### EXERCISE OBJECTIVE
For the data below, give the number of lines in which "Park" occurs. Include nothing besides that number.

Saved data entries:
----

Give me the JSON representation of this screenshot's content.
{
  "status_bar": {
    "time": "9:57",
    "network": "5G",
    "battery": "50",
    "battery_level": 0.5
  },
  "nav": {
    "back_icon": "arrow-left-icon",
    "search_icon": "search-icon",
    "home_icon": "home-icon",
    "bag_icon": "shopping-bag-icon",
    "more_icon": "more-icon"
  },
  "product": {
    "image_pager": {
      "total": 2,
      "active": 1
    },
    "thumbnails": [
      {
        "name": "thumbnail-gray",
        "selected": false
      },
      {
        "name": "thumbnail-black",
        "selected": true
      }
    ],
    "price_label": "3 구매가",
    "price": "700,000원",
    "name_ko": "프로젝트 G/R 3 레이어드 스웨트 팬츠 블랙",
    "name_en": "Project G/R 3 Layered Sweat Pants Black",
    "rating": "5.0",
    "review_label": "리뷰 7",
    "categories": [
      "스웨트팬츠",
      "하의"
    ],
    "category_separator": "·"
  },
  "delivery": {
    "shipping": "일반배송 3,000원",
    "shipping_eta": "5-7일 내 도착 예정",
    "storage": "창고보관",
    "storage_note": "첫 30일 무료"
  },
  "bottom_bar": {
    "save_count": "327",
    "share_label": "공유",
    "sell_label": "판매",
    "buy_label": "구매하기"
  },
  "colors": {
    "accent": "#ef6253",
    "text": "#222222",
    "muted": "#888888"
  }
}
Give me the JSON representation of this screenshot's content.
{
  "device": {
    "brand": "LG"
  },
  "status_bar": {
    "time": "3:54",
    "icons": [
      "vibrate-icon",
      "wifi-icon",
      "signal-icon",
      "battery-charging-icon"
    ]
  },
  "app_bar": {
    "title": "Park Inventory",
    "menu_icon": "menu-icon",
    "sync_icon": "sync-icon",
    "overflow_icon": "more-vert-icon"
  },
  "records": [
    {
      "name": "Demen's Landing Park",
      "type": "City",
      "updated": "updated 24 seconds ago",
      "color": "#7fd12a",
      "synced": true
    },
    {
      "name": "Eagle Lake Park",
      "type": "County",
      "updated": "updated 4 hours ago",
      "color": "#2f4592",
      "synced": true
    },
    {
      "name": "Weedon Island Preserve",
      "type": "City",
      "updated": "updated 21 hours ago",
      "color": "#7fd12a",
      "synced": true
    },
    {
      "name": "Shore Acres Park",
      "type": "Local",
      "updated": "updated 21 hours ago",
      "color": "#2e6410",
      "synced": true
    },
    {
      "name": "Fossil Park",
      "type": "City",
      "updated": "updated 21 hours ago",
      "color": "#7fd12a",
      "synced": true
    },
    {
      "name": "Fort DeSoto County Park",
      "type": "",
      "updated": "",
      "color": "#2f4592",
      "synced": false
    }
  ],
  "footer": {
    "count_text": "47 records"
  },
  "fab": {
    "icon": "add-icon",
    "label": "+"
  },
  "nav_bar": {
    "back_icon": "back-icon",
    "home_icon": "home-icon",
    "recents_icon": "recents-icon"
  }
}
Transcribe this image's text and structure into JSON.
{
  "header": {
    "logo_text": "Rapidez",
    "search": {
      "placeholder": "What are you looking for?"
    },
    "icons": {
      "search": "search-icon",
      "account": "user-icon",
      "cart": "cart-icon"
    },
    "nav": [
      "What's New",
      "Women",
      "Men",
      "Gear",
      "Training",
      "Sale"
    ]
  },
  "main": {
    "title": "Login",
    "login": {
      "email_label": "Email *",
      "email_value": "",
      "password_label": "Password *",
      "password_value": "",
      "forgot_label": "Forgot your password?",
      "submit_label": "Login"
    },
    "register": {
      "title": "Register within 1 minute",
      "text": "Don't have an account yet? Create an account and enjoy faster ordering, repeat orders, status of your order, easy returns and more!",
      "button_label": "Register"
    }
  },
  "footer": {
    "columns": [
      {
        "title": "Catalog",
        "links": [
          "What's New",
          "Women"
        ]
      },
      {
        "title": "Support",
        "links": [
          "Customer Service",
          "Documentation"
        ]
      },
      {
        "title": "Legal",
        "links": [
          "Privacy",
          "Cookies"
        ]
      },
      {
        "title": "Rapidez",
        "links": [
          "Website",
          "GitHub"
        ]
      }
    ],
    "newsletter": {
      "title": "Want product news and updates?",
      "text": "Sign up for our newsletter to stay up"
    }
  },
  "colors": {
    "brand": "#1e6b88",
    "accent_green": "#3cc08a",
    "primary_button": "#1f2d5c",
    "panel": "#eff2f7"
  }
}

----

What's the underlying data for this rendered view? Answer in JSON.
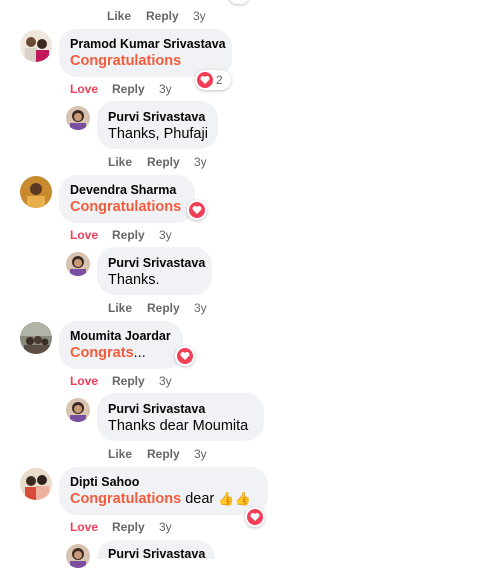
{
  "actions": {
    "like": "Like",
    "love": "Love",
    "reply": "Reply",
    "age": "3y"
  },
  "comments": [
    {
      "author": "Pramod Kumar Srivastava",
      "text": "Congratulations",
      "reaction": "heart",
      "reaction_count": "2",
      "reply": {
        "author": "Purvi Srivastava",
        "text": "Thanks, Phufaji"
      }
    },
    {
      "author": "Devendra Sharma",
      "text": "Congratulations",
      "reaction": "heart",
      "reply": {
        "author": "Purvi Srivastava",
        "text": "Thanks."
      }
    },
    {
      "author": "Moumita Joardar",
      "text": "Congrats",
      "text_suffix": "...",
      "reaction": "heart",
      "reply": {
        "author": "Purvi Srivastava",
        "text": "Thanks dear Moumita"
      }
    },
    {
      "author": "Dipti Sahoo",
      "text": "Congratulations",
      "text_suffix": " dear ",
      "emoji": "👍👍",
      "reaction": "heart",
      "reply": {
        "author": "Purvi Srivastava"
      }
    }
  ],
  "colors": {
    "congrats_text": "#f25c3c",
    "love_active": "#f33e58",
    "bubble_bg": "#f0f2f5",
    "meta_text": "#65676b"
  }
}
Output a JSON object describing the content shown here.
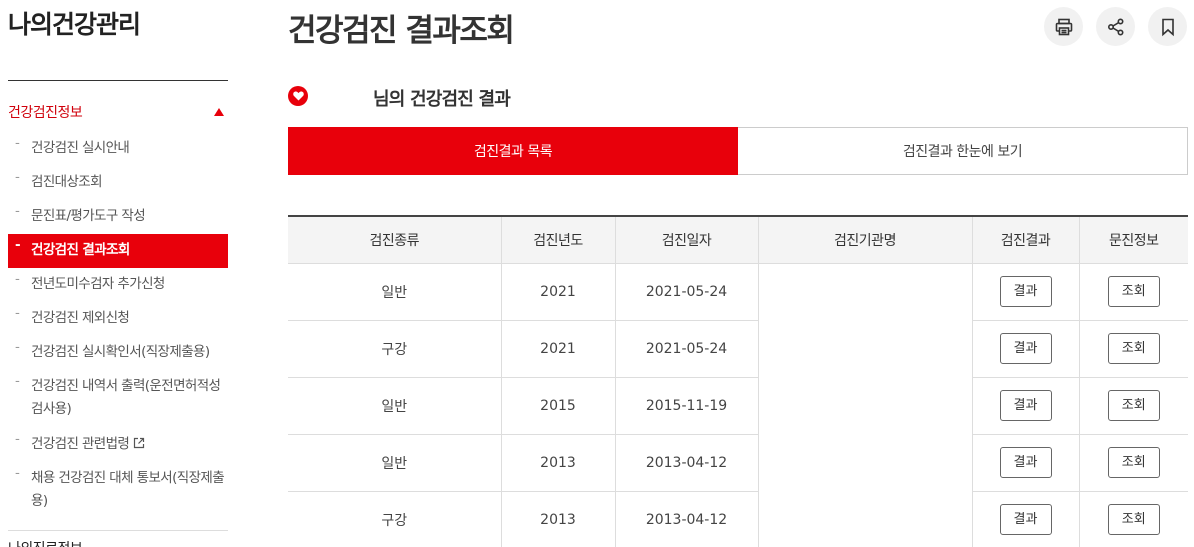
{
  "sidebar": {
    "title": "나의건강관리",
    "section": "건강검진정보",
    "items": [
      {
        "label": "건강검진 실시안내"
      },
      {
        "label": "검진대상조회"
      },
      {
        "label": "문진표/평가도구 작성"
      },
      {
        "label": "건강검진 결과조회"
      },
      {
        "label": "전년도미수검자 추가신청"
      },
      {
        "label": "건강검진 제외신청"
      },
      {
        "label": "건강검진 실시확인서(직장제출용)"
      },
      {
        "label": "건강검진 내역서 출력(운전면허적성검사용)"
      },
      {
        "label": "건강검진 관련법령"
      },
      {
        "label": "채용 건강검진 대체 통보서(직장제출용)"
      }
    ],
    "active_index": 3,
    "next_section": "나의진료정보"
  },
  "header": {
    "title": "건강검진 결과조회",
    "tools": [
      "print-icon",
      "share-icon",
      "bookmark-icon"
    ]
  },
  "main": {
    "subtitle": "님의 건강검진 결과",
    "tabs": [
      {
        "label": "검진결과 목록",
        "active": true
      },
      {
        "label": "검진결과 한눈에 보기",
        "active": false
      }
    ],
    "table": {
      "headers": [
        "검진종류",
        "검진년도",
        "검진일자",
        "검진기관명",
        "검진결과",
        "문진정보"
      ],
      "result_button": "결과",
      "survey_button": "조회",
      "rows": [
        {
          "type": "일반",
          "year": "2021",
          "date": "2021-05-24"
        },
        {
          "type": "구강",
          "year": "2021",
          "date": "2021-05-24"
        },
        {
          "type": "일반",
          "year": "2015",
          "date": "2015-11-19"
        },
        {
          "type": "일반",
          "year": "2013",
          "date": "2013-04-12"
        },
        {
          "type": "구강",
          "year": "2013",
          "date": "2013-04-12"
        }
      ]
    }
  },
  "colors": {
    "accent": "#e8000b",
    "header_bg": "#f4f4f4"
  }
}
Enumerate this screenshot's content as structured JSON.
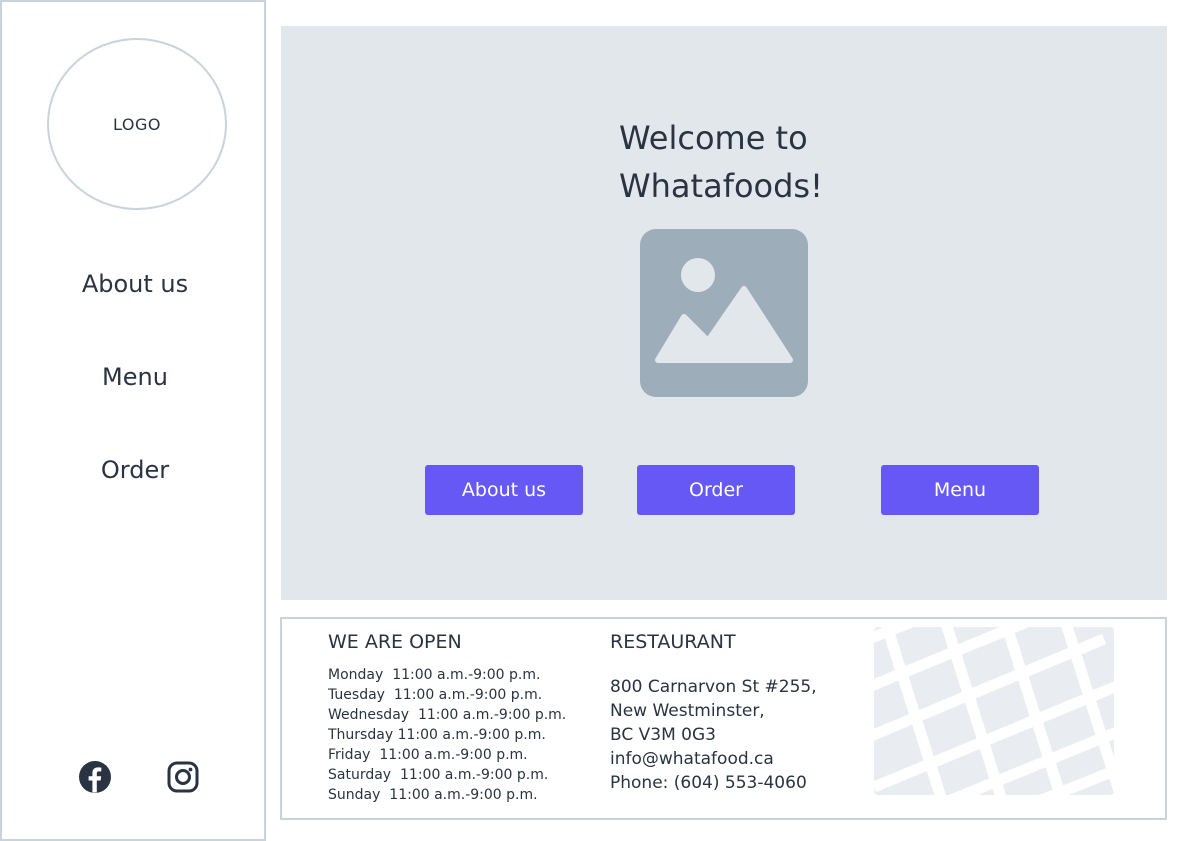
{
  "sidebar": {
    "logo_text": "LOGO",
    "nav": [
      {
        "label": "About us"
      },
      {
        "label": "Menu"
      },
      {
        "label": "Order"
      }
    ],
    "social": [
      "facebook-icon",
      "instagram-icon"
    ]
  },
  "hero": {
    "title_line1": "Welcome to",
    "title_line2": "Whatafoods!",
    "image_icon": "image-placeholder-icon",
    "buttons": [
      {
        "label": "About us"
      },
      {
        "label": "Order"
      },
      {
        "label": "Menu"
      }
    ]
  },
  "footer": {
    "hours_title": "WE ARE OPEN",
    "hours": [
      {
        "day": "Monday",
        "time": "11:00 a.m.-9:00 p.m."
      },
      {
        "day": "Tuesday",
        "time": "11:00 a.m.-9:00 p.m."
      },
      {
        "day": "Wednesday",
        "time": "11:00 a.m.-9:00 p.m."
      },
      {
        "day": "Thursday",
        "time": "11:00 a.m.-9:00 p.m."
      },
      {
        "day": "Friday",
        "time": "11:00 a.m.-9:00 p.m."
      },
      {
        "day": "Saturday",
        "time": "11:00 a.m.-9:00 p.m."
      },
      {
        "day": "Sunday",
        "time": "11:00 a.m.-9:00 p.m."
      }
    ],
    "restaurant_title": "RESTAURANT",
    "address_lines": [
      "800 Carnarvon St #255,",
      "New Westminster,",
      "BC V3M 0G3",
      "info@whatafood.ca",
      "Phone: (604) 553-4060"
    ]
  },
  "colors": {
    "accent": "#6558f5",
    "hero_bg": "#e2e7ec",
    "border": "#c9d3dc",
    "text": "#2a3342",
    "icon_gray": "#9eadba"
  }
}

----

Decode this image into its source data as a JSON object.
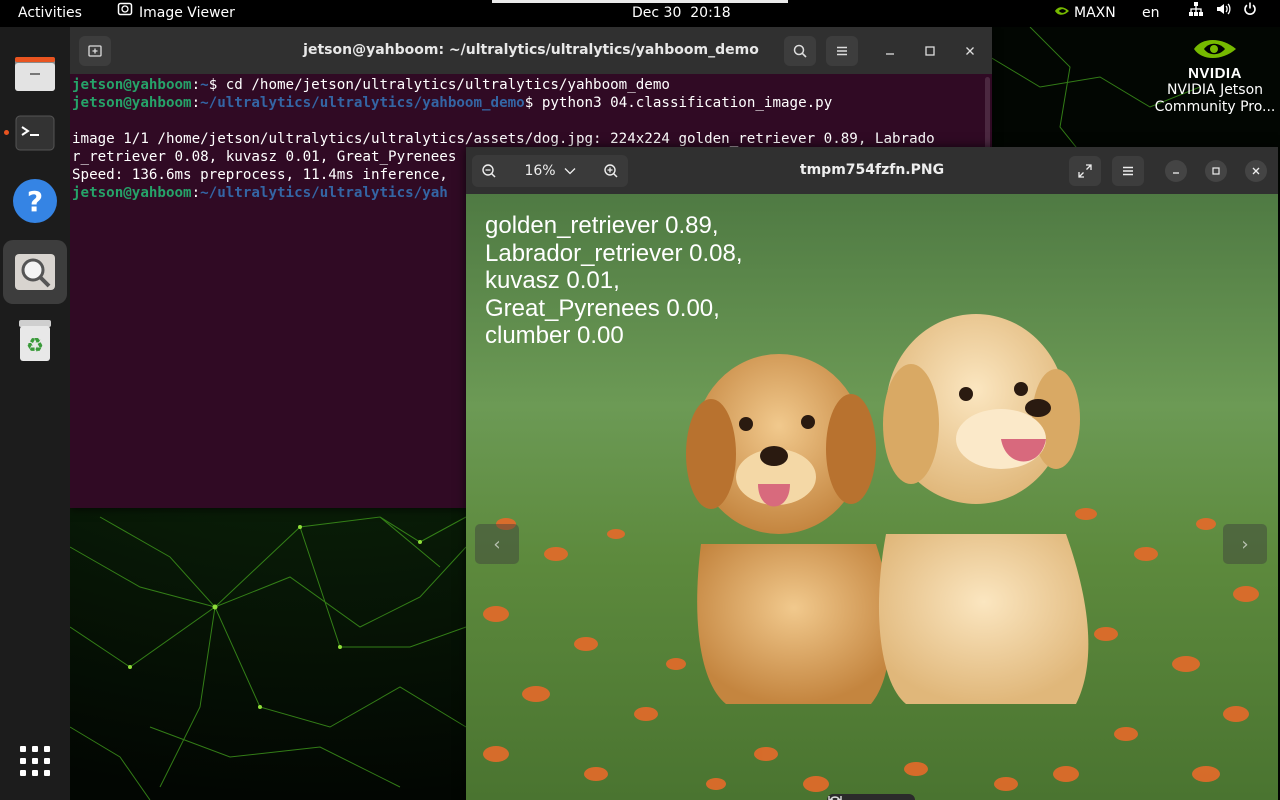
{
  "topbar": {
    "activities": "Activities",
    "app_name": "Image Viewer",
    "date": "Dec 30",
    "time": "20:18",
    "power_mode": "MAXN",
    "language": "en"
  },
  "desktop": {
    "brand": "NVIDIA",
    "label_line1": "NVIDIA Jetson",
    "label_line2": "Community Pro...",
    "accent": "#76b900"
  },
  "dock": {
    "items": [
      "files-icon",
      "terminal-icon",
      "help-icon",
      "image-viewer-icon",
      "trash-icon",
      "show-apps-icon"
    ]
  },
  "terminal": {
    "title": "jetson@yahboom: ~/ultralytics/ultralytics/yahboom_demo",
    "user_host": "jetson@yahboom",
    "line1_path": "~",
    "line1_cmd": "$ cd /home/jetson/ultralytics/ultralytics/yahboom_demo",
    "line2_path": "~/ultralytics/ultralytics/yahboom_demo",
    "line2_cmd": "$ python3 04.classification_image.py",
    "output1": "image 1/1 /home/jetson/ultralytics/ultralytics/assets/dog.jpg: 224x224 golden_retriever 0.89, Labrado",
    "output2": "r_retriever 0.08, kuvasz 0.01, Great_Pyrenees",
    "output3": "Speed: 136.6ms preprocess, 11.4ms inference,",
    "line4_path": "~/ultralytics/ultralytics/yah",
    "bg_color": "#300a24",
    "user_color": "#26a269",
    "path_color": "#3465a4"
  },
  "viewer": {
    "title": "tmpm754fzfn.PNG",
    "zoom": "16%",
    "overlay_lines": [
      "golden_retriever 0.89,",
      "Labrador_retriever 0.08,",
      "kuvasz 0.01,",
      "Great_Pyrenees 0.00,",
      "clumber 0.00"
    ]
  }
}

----

### FINISHED TASK
6